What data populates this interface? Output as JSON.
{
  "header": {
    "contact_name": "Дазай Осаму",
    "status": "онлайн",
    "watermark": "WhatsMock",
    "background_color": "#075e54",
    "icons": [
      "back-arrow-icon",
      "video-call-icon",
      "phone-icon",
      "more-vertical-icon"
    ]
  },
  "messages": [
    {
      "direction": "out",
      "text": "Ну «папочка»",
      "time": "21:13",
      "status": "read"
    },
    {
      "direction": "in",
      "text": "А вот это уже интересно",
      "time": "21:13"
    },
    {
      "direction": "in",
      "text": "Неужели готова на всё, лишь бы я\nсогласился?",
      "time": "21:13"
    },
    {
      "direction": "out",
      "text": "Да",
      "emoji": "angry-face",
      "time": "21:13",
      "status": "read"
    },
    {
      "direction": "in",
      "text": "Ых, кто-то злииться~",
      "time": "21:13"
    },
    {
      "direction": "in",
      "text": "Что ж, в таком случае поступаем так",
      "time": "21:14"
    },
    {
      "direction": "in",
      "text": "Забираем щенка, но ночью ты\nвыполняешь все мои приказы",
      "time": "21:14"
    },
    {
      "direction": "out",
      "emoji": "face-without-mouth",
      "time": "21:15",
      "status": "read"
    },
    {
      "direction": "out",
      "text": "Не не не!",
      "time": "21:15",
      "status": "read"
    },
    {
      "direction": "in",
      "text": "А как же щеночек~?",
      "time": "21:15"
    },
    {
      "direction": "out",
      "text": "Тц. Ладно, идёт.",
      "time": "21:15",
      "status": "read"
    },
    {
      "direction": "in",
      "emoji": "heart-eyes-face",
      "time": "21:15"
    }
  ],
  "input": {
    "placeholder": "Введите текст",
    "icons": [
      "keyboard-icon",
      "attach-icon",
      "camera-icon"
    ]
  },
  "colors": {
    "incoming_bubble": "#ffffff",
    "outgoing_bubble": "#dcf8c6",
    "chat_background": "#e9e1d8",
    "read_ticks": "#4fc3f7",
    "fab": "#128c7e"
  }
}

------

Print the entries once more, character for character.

What data populates this interface? Output as JSON.
{
  "header": {
    "contact_name": "Дазай Осаму",
    "status": "онлайн",
    "watermark": "WhatsMock",
    "background_color": "#075e54",
    "icons": [
      "back-arrow-icon",
      "video-call-icon",
      "phone-icon",
      "more-vertical-icon"
    ]
  },
  "messages": [
    {
      "direction": "out",
      "text": "Ну «папочка»",
      "time": "21:13",
      "status": "read"
    },
    {
      "direction": "in",
      "text": "А вот это уже интересно",
      "time": "21:13"
    },
    {
      "direction": "in",
      "text": "Неужели готова на всё, лишь бы я\nсогласился?",
      "time": "21:13"
    },
    {
      "direction": "out",
      "text": "Да",
      "emoji": "angry-face",
      "time": "21:13",
      "status": "read"
    },
    {
      "direction": "in",
      "text": "Ых, кто-то злииться~",
      "time": "21:13"
    },
    {
      "direction": "in",
      "text": "Что ж, в таком случае поступаем так",
      "time": "21:14"
    },
    {
      "direction": "in",
      "text": "Забираем щенка, но ночью ты\nвыполняешь все мои приказы",
      "time": "21:14"
    },
    {
      "direction": "out",
      "emoji": "face-without-mouth",
      "time": "21:15",
      "status": "read"
    },
    {
      "direction": "out",
      "text": "Не не не!",
      "time": "21:15",
      "status": "read"
    },
    {
      "direction": "in",
      "text": "А как же щеночек~?",
      "time": "21:15"
    },
    {
      "direction": "out",
      "text": "Тц. Ладно, идёт.",
      "time": "21:15",
      "status": "read"
    },
    {
      "direction": "in",
      "emoji": "heart-eyes-face",
      "time": "21:15"
    }
  ],
  "input": {
    "placeholder": "Введите текст",
    "icons": [
      "keyboard-icon",
      "attach-icon",
      "camera-icon"
    ]
  },
  "colors": {
    "incoming_bubble": "#ffffff",
    "outgoing_bubble": "#dcf8c6",
    "chat_background": "#e9e1d8",
    "read_ticks": "#4fc3f7",
    "fab": "#128c7e"
  }
}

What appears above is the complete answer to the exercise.